Yesterday, things were not looking good: outside the wind and rain were raging; Calvin had a snotty nose and was running a low-grade fever; the full moon was on the rise. The good news was that it had been twenty-five days since his last grand mal seizure.
Michael and I crawled into bed just before seven—a record early one for us (it's our version of sleeping in.) I read a few, short chapters of Elizabeth Strout's new novel, Lucy By the Sea, before drifting off to sleep. It was not quite seven-thirty when I took a last peek at the clock.
Ten-and-a-half hours later, I woke up to Calvin making his groggy morning coos. He hadn't had a seizure! I was so stoked.

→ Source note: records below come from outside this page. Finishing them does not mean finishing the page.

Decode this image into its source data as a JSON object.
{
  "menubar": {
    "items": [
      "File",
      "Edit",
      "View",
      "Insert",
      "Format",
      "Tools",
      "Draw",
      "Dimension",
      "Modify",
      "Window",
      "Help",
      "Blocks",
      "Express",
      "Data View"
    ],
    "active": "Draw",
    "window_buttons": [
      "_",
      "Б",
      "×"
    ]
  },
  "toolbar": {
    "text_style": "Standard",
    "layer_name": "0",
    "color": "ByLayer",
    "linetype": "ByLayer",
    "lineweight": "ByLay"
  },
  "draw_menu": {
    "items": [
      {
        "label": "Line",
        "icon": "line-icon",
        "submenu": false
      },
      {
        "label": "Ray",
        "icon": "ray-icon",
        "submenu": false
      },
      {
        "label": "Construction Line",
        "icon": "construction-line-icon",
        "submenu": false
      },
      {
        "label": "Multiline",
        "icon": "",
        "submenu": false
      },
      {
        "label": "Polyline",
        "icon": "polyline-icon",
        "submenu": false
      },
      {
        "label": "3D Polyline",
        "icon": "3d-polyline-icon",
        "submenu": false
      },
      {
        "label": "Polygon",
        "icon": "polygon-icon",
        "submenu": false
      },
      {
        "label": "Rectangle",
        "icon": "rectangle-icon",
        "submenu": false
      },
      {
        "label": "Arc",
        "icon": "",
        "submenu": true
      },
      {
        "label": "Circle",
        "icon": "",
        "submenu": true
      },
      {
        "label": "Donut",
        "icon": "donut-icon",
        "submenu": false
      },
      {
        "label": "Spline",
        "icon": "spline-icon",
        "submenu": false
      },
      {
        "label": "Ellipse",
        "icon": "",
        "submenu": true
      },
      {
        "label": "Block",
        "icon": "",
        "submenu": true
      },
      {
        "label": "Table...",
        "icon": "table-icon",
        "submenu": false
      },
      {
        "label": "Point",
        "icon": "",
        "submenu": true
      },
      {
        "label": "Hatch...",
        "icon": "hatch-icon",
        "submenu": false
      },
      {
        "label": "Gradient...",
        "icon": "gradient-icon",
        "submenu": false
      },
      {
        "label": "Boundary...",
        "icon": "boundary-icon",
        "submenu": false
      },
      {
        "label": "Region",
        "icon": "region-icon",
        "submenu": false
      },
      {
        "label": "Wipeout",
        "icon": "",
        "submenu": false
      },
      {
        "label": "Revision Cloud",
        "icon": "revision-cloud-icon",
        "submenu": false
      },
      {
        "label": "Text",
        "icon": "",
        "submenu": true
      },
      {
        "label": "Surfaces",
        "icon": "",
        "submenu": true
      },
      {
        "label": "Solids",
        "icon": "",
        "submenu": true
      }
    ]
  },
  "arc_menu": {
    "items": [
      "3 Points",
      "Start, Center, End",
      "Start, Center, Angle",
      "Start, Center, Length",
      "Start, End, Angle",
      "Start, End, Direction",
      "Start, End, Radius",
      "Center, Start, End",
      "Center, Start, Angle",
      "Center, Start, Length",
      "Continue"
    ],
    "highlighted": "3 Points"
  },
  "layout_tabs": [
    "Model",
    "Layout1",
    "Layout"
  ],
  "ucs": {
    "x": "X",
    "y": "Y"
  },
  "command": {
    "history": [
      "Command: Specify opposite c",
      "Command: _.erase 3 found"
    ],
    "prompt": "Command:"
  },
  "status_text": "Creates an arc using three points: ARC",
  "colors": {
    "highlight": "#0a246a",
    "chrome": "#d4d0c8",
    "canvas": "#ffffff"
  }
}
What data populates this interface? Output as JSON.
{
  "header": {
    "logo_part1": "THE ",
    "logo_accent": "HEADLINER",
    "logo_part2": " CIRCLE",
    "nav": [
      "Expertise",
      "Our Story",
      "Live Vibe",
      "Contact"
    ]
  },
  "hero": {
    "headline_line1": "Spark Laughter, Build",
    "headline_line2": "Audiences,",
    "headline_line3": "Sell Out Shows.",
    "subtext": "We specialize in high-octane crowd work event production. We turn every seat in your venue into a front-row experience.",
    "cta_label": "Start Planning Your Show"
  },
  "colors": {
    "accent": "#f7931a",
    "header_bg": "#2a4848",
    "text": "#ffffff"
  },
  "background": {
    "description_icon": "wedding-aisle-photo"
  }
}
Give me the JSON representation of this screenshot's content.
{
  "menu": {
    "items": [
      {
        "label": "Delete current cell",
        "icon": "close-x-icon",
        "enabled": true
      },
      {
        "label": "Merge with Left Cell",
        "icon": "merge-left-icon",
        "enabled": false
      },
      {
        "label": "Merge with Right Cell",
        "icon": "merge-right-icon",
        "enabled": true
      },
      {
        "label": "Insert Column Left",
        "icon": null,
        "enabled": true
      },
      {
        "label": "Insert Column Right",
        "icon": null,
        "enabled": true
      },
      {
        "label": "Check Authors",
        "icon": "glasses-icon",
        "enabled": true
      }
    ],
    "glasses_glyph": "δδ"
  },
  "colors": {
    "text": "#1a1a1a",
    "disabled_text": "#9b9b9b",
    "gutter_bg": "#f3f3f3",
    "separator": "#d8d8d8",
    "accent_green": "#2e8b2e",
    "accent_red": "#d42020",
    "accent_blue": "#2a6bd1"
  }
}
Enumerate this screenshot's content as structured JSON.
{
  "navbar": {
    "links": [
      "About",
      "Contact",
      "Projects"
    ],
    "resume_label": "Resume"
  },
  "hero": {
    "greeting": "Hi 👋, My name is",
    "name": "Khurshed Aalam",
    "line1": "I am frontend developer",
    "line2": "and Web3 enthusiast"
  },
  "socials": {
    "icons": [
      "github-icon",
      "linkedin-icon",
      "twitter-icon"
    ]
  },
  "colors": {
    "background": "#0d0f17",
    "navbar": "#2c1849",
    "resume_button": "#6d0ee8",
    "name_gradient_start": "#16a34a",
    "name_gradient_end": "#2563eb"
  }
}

So, Calvin, who has been titrating up on a new drug, Xcopri (aka cenobemate), since November a year ago has had just three seizures—albeit all within twenty-six hours of each other—in seventy days. That's almost a personal best. He's on track to have just over half as many grand mal seizures this year as last (about 38 compared with 72 in 2021) and he hasn't had any obvious focal seizures since last February compared with over twenty last year. I owe this huge improvement to the Xcopri. I should also mention that, for weeks now, I haven't felt like I've had to give him any extra prophylactic doses of my homemade THCA cannabis oil, something I was doing almost daily a couple of months ago.
My hope is that Calvin can soon get to a place where we can either switch his Keppra to its cousin, Briviact, which, I'm told, is just as efficacious and has fewer behavioral side effects, or we can wean him from the Keppra all-together (because it doesn't seem like it does jack shit. One day, I'd also like to wean him from the cannabis oil so that he is getting less drug treatment. I'm hoping his body doesn't habituate to the Xcopri. I'm holding onto hope that it might be the silver bullet Michael says doesn't exist. Eternal optimist, I am.
Having said all that, tonight Calvin is still sick and stuffy and running a low-grade fever. I just put him to bed. If he makes it through tonight without a seizure, it'll feel like a miracle. Cross your fingers. Knock on wood.
"Yes. More than anything in the world," he replies, as he looks at me with intent.
A bit incredulously, I follow with, "Even Calvin?"
"Yes," my husband answers, "but he's catching up."
The expression I give lets him know I wonder what he means.
"He's becoming more lovable," he says.
"Like when he was a baby," I add, "when he was feeling good ... he was all happy and lovable. It's the drugs that have fucked him up."
After a pause, I go on to say:
"Some doctors are assholes," thinking about the bad ones—the one who needlessly prescribed Calvin's first benzodiazepine and the ones who prescribed extremely high doses of too many drugs—sometimes several at once—that didn't work and that fucked him up, caused him to be and remain so impossibly restless.
Michael nods his head.
"I wish we could go back in time." I say, wishing I knew—and could have employed—then what I know now.